On 27th April 2022, the Lusaka District Health Office was notified of an increase in persons presenting with flu-like symptoms around the University of Zambia Great East Road campus. Our Disease Intelligence team led by the Zambia National Public Health Institute investigated the upsurge in flu-like illness amidst the COVID-19 outbreak.

A total of 40 samples were collected and tested at the National Virology Laboratory, based at the University Teaching Hospital. The investigation revealed all except one (1) were infected with Influenza H3N2. This is a positivity rate of 97.5% among those sampled. None of the patients were positive for COVID-19.

The age range of those infected was 14 to 47 years, with 23 being male and 16 females.

Influenza is a common respiratory disease that affects people globally. It is a common cold flu with signs and symptoms similar to those presented in COVID-19. These include fever, chills, headache, cough, shortness of breath, sore throat, congestion of chest and runny nose. Some people may have vomiting and even diarrhoea, though this is more common in children than in adults.

Influenza is caused by influenza viruses that infect the nose, throat, and lungs. The viruses spread from person to person when an infected person coughs, sneezes or talks, releasing droplets with the virus into the air and potentially into the mouths or noses of people who are nearby.

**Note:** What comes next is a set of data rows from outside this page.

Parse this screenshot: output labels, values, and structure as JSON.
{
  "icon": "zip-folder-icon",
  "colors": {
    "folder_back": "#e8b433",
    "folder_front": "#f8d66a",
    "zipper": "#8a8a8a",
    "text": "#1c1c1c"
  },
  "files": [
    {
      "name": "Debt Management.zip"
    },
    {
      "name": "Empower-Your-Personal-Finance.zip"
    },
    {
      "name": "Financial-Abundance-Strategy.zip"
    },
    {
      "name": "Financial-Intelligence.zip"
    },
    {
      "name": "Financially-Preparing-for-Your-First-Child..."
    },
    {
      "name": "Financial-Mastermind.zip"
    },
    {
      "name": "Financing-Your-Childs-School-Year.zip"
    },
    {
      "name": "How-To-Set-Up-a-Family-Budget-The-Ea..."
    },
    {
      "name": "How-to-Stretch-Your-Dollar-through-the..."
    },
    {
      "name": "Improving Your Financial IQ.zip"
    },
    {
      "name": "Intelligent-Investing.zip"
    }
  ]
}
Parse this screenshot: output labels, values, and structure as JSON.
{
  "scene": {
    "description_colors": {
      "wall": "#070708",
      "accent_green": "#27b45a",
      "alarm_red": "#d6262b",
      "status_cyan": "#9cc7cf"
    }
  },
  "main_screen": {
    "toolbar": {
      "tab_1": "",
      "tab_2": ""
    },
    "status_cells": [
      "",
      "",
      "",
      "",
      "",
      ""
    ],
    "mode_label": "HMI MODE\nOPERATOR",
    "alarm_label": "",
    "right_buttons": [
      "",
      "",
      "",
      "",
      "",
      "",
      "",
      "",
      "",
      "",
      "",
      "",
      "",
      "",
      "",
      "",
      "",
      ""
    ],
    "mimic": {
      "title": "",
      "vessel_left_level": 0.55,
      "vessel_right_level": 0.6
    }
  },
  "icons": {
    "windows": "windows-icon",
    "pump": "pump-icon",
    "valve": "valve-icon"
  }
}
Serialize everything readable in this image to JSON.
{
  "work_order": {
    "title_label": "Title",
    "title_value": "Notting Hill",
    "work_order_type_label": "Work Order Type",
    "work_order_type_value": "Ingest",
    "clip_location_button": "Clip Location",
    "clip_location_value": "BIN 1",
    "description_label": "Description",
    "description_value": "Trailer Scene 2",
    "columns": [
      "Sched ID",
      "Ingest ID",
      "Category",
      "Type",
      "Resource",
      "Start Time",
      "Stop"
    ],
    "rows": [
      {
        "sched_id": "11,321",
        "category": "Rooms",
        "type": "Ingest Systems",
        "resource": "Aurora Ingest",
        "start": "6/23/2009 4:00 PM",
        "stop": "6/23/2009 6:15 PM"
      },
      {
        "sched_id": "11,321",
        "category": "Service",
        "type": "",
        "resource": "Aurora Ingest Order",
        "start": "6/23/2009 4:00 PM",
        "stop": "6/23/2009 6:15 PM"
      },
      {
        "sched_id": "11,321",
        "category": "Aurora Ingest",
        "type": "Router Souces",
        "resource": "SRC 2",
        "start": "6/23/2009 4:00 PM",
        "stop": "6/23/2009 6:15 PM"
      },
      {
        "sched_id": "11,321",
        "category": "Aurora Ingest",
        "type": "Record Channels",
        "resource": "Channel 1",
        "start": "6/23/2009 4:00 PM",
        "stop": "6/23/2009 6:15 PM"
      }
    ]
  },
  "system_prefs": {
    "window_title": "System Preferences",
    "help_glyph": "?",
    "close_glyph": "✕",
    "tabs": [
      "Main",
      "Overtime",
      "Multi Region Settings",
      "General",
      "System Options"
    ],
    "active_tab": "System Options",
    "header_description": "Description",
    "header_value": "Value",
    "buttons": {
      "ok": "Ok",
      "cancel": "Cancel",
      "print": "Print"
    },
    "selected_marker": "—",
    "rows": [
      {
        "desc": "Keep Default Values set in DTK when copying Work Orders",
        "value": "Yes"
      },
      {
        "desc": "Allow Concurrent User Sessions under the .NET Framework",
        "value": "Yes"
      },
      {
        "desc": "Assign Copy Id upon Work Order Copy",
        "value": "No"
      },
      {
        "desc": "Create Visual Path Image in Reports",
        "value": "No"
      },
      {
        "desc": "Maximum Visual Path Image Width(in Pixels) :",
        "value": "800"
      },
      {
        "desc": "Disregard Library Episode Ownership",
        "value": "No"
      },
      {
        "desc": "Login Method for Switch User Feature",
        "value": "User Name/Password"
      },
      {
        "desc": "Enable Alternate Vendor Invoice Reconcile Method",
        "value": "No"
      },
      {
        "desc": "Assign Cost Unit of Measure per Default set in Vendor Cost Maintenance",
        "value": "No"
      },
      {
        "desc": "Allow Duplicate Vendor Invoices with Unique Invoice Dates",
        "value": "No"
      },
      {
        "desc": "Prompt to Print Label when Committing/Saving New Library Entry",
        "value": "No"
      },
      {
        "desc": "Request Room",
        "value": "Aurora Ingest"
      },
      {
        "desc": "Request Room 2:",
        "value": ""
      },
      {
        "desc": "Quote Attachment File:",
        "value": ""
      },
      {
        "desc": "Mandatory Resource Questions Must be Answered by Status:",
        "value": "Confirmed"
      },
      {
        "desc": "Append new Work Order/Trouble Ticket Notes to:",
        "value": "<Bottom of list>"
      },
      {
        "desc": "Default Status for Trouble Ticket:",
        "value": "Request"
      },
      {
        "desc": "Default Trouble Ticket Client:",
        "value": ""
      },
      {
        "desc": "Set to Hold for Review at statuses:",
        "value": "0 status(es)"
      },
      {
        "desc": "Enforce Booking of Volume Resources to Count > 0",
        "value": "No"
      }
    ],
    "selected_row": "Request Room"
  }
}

Again, this is the same way COVID-19 is transmitted.

Persons at higher risk of influenza include those under 2 years old or 65 years and older; pregnant women or those who recently gave birth; and those with a chronic conditions, such as diabetes, asthma, heart disease, or HIV.

The prevention measures include:

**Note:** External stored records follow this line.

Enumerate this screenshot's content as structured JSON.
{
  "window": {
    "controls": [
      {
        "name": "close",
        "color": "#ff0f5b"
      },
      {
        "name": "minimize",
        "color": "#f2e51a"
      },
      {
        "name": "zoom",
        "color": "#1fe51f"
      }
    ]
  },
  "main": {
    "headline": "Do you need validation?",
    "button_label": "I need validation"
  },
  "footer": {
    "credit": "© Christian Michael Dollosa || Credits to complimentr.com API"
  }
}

1. Avoiding contact with people suspected cases and those who are sick; PLEASE stay home when you are sick.

2. Practice good cough etiquette: when you cough or sneeze, cover your mouth and nose with a tissue or if you do not have one, cough or sneeze into your folded elbow. Having a mask on prevents spread and will also protect uninfected persons.

3. Practice frequent handwashing and sanitising.

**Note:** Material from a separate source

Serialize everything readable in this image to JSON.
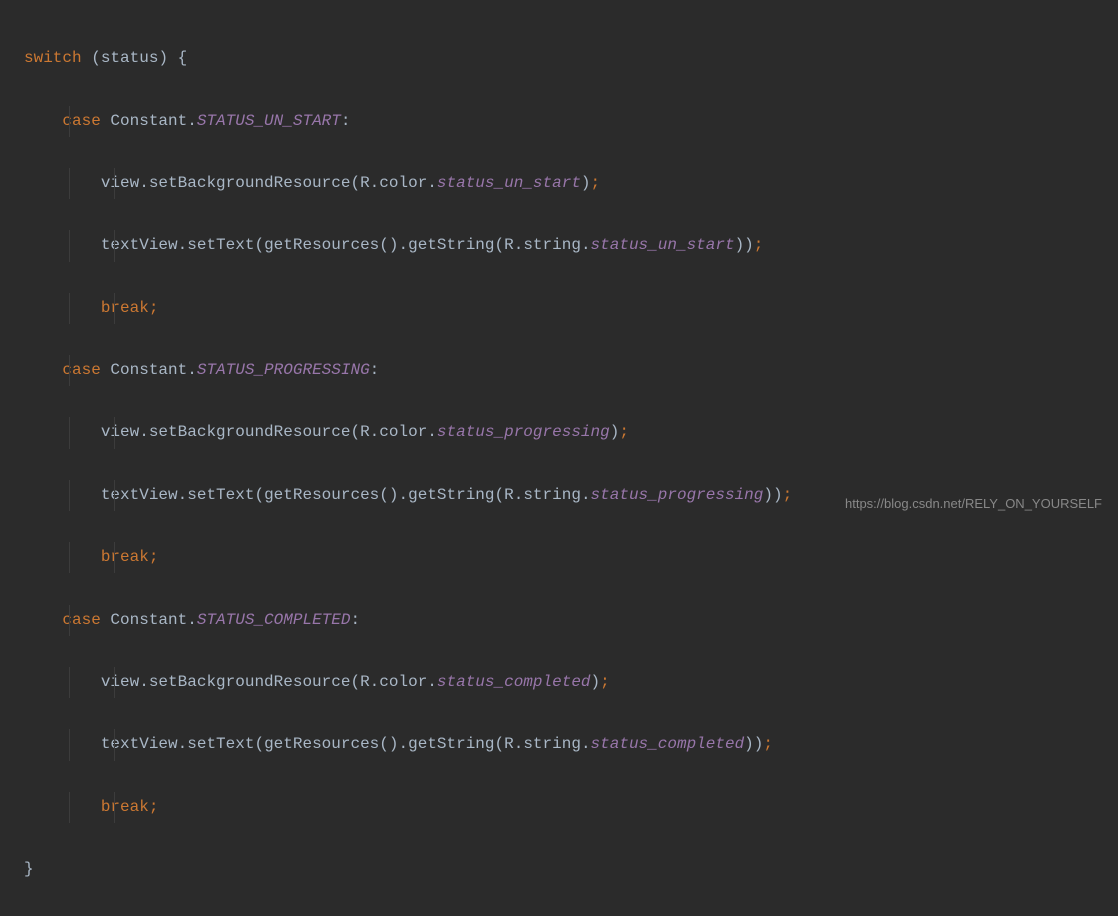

4. If someone in your home has the flu, clean and disinfect surfaces, especially high touch surfaces like door handles, sinks and counters.

5. Strengthen your immune system by following a healthy nutrient rich diet (especially with Vitamin C) and exercising regularly.

6. Keeping warm with neck and chest covered, taking warm fluids and having enough rest.

It is important to note that one may be able to spread flu to someone else before they themselves present with obvious flu symptoms, as well as while sick.

While at this, we must continue to fight off the COVID-19 pandemic. Let us remember that the preventative five golden rules apply effectively in the prevention and control of influenza and other infections.

Members of the Press, country men and women, the COVID-19 pandemic is not over. In the last 24 hours, we recorded 93 new COVID-19 cases out of 2,067 tests. Of the new cases, eight were admitted to treatment facilities. On a sad note we recorded four new COVID-19 associated deaths, all of whom were unvaccinated individuals. We urge all eligible persons to please get vaccinated at the earliest opportunity. The vaccines are safe, effective and freely available at numerous centres dotted around the country. To date, we have fully vaccinated close to 2.5million people, and over 110,000 have received their booster vaccination. We are also pleased to report that the number of children 12-17 years old who have been vaccinated continues to rise with over 260,000 so far having received their first dose, and of these 39,979 are fully vaccinated. As the school holidays draw to a close, we urge all parents to ensure that their eligible children are vaccinated before they return to school for the upcoming term.

 

Make the safe choice for you and your family. Get vaccinated today.

I thank you and God bless you all

Hon. Sylvia T. Masebo, MP

Minister of Health